### Work to be completed
Copy out each line of the data that holds the word "station".

### Material supplied
______

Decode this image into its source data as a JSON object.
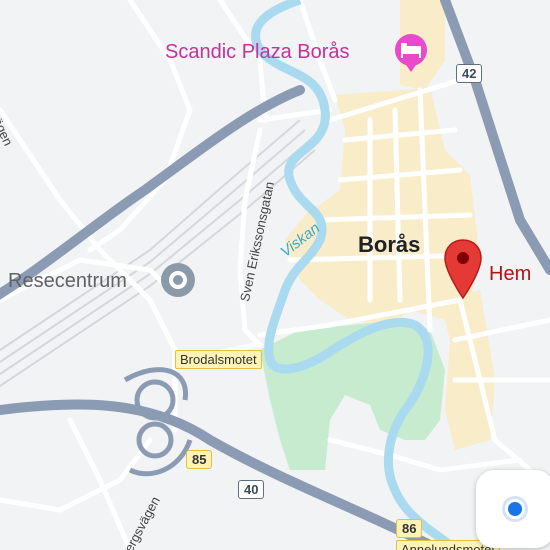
{
  "map": {
    "city": "Borås",
    "hotel": "Scandic Plaza Borås",
    "station": "Resecentrum",
    "home": "Hem",
    "street_eriksons": "Sven Erikssonsgatan",
    "street_partial_top": "vägen",
    "street_partial_bottom": "ergsvägen",
    "river": "Viskan",
    "junction_brodal": "Brodalsmotet",
    "junction_bottom": "Annelundsmotet",
    "routes": {
      "r42": "42",
      "r85": "85",
      "r40": "40",
      "r86": "86"
    }
  },
  "icons": {
    "hotel": "hotel-bed-icon",
    "station": "transit-station-icon",
    "home": "red-location-pin-icon",
    "location": "my-location-icon"
  },
  "colors": {
    "background": "#f1f3f4",
    "downtown": "#f8ecc9",
    "park": "#c6ebcf",
    "river": "#aadaf0",
    "highway": "#8b9bb4",
    "pin": "#e53935",
    "hotel_pink": "#e84acb",
    "location_blue": "#1a73e8"
  }
}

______

### Solution below
    "station": "Resecentrum",
    "station": "transit-station-icon",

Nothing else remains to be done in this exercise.